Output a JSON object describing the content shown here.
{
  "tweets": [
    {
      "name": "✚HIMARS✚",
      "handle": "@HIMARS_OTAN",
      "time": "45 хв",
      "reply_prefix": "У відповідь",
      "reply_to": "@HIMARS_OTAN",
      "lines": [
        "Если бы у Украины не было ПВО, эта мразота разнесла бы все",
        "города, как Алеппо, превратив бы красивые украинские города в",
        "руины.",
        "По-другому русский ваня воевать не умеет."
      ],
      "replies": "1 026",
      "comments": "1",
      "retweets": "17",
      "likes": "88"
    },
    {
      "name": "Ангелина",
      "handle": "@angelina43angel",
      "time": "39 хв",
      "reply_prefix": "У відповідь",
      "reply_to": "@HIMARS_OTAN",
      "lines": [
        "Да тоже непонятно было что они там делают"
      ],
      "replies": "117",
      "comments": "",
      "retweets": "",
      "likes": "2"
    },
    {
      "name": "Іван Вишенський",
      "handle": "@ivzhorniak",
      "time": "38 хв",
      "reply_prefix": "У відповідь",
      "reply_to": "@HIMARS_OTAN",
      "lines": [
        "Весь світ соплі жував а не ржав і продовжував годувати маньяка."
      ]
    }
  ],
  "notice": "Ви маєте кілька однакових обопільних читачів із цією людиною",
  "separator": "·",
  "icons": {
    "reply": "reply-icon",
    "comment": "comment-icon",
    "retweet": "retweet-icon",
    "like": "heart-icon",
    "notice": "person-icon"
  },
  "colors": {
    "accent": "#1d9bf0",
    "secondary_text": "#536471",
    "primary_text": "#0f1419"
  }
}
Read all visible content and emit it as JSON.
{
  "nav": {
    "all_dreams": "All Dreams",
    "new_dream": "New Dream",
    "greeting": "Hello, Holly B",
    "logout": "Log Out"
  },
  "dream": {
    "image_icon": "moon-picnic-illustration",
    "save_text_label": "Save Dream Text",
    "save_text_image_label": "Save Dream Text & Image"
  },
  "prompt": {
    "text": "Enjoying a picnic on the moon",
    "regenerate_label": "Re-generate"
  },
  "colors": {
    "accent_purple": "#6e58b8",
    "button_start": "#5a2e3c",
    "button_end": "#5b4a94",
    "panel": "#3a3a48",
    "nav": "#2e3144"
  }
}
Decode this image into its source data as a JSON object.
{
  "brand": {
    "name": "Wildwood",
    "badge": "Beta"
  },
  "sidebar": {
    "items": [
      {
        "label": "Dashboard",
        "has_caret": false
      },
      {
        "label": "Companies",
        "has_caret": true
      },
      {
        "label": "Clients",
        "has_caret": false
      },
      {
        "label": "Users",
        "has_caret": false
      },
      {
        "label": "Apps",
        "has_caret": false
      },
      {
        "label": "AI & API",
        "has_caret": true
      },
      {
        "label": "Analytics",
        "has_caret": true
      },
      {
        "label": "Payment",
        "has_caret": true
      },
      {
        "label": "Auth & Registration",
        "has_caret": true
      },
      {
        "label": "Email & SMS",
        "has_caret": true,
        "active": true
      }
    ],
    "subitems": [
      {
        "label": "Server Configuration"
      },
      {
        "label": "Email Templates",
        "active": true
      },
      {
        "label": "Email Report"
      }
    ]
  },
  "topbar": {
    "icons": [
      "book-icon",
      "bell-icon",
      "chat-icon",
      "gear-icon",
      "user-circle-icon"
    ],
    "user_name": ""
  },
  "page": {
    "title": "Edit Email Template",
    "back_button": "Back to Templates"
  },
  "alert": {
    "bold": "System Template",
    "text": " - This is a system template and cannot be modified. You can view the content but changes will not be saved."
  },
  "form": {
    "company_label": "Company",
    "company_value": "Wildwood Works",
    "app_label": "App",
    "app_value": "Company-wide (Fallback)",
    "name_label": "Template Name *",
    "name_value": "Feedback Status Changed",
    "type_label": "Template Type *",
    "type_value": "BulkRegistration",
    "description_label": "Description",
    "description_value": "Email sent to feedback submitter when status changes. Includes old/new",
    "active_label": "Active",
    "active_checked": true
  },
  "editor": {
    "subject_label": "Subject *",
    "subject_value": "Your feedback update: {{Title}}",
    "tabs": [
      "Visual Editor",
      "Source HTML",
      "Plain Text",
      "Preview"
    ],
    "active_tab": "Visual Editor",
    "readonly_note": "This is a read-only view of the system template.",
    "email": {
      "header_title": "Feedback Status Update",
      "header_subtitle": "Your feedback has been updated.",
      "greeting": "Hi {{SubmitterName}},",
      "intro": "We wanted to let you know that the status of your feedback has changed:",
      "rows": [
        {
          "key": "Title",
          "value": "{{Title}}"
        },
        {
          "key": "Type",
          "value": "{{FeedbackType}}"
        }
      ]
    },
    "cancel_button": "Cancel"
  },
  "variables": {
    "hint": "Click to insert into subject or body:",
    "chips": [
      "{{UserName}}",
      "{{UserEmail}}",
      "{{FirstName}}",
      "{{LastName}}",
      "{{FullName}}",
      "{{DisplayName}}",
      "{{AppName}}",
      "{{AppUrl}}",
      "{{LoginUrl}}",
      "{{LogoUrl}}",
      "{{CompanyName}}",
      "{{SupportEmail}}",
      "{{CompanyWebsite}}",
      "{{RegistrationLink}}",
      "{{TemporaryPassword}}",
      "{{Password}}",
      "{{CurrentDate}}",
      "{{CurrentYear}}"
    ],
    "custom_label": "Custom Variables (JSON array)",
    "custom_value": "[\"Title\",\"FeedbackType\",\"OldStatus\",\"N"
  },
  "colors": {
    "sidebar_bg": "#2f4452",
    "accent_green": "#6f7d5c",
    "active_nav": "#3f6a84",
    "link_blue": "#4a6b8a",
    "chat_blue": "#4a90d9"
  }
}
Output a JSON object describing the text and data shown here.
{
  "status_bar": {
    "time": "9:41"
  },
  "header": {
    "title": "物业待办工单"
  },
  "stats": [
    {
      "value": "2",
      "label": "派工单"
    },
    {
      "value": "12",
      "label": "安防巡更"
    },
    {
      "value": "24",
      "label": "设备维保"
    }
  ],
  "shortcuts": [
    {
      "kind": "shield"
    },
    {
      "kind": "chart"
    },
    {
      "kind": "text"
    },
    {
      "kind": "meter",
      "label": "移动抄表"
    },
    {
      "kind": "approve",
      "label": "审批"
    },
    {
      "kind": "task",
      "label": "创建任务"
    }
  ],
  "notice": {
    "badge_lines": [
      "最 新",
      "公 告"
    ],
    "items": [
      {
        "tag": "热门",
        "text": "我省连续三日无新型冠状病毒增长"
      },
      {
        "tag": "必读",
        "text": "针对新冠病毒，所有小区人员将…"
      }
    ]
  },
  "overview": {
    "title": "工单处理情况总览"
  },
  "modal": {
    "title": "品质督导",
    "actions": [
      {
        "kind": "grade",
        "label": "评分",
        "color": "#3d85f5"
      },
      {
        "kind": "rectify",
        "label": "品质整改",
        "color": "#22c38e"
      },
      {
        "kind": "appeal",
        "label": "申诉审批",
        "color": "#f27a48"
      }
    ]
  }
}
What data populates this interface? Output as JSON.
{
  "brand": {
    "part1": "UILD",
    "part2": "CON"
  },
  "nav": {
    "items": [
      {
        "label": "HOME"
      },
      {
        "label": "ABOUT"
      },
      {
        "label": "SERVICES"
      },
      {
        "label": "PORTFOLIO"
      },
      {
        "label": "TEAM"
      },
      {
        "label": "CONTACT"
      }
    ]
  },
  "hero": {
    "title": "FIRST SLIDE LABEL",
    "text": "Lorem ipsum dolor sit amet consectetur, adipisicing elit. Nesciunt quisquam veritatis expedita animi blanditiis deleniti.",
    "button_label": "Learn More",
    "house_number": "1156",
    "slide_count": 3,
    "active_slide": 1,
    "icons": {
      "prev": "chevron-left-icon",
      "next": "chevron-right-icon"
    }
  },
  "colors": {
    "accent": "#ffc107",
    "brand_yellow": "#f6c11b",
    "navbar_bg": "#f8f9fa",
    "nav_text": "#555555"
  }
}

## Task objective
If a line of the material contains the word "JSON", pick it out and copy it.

## Task response
Output a JSON object describing the content shown here.
Read all visible content and emit it as JSON.
Decode this image into its source data as a JSON object.
    "custom_label": "Custom Variables (JSON array)",
Output a JSON object describing the text and data shown here.
What data populates this interface? Output as JSON.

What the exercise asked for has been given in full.